A tiny piece of metal from the railroad track he was hammering broke off and stuck in his eye. Dirty and sweaty from the work, he went home to clean up, because he would not go to the hospital in that condition. He had to be clean.

My father ended up losing his eye that day. Dad was a hard and loyal worker who always did as he was asked. He took a great deal of pride in his work and his ability to provide for his family. He never complained.

As a laborer for the Rio Grande railroad, he worked all day in the summer, often in 100-degree heat, over iron rails, black-oiled ties and concretelike clay dirt. He hauled 10- to 20-foot rails, pulled out old ties and replaced them with new ones. Each worker had to change eight ties a day, and that usually entailed wearing out two pickaxes a day. In the winters, there would often be a knock at the door as there were no phones then, and he would be called in the middle of the night to go clean frozen tracks in freezing temperatures.

There are laborers today who, like my father, come home physically drained, yet find time for their family. These are the men and women who built our nation's communities, roads, railroads, mines, farms, picked our fruits and vegetables, hauled our garbage — and they still do. They are the service workers who make deliveries; maintain our clean communities; care for our children, the infirm, the elderly; in order to feed their families. They are the backbone of our communities. They dignify work and deserve our deepest respect and a living wage.

Utahns have always valued hard work, and our state symbol, the beehive, represents those values of industry, hard work, and perseverance. There was dignity in hard work. That's the pioneer spirit. Historically, America has honored working men and women by establishing Labor Day as an official holiday. Now, the day seems more to mark the end of summer vacation, filled with picnics in the park, hot dogs, games and the beginning of school and the kickoff of political campaigns.

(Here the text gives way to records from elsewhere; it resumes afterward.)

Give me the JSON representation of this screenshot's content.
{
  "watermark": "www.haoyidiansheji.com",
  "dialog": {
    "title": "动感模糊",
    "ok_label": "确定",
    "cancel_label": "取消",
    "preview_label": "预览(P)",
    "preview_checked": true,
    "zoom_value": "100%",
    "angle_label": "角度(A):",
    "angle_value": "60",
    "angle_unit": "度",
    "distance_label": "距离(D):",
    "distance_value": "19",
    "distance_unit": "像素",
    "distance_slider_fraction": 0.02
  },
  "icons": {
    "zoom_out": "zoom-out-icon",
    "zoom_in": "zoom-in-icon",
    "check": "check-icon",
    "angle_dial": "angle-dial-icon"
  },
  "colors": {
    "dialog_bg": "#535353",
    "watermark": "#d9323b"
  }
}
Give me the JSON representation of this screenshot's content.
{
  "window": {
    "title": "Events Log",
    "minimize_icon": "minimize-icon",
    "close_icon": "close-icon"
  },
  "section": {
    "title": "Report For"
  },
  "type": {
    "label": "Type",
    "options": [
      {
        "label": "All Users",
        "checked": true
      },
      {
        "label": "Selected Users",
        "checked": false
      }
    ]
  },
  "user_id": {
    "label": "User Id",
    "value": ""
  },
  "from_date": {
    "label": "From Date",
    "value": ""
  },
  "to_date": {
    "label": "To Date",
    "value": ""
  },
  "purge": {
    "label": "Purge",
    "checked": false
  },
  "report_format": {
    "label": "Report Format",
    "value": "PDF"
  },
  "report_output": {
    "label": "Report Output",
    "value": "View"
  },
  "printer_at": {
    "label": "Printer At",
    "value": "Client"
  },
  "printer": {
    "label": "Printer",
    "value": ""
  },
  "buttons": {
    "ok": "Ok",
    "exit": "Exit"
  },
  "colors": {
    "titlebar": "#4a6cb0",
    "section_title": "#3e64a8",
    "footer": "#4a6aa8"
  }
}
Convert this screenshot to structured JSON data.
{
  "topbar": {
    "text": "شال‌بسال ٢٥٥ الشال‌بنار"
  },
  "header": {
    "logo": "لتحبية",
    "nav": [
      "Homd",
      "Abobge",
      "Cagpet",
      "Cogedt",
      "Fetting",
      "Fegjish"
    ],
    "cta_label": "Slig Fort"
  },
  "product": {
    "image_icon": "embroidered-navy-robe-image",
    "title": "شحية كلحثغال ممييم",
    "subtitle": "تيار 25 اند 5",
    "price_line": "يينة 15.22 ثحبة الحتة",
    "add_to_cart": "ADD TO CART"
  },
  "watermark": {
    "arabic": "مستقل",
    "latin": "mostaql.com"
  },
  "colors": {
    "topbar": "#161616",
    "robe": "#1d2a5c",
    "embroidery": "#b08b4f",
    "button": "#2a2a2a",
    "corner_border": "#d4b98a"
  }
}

Today, we celebrate Labor Day more as a day off, but not necessarily to honor the workers. Matter of fact, while we say we value labor, the work ethic, perseverance, industry, we no longer give workers the respect, pay and protection unions worked hard to get. Now they are a forgotten group; the faceless, who no longer seem to be as valued. The labor laws that were passed are no longer vigorously enforced and have not kept up with changes in the workplace and the economy. Many workers now must hold two jobs to earn a living wage to provide for their families.

It seems labor unions are now content to be part of the establishment and live on the accomplishments of past leaders who were not afraid to speak out for workers. We also have those who demean labor by saying everyone has to have a college education, and we have a political party that keeps saying it is for the working people, yet its elected leaders only give lip service in fighting for raising the minimum wage, collective bargaining, discrimination, and worker health and safety.

Our labor policies must be renewed to reflect the new problems we face in today's workplace by ensuring the health and safety of our workers, and that allows them to earn a living for themselves and their families. As we celebrate Labor Day, let's recommit ourselves to the values that built this nation and this valley, and to men and women who, as my father did, take pride in their work and supporting their families — the foundation of our society.

A Utah native, John Florez has founded several Hispanic civil rights organizations; been on the staff of Sen. Orrin Hatch, served on more than 45 state, local and volunteer boards; and filled White House appointments, including deputy assistant secretary of labor and as a member of the commission on Hispanic education. E-mail: [email protected]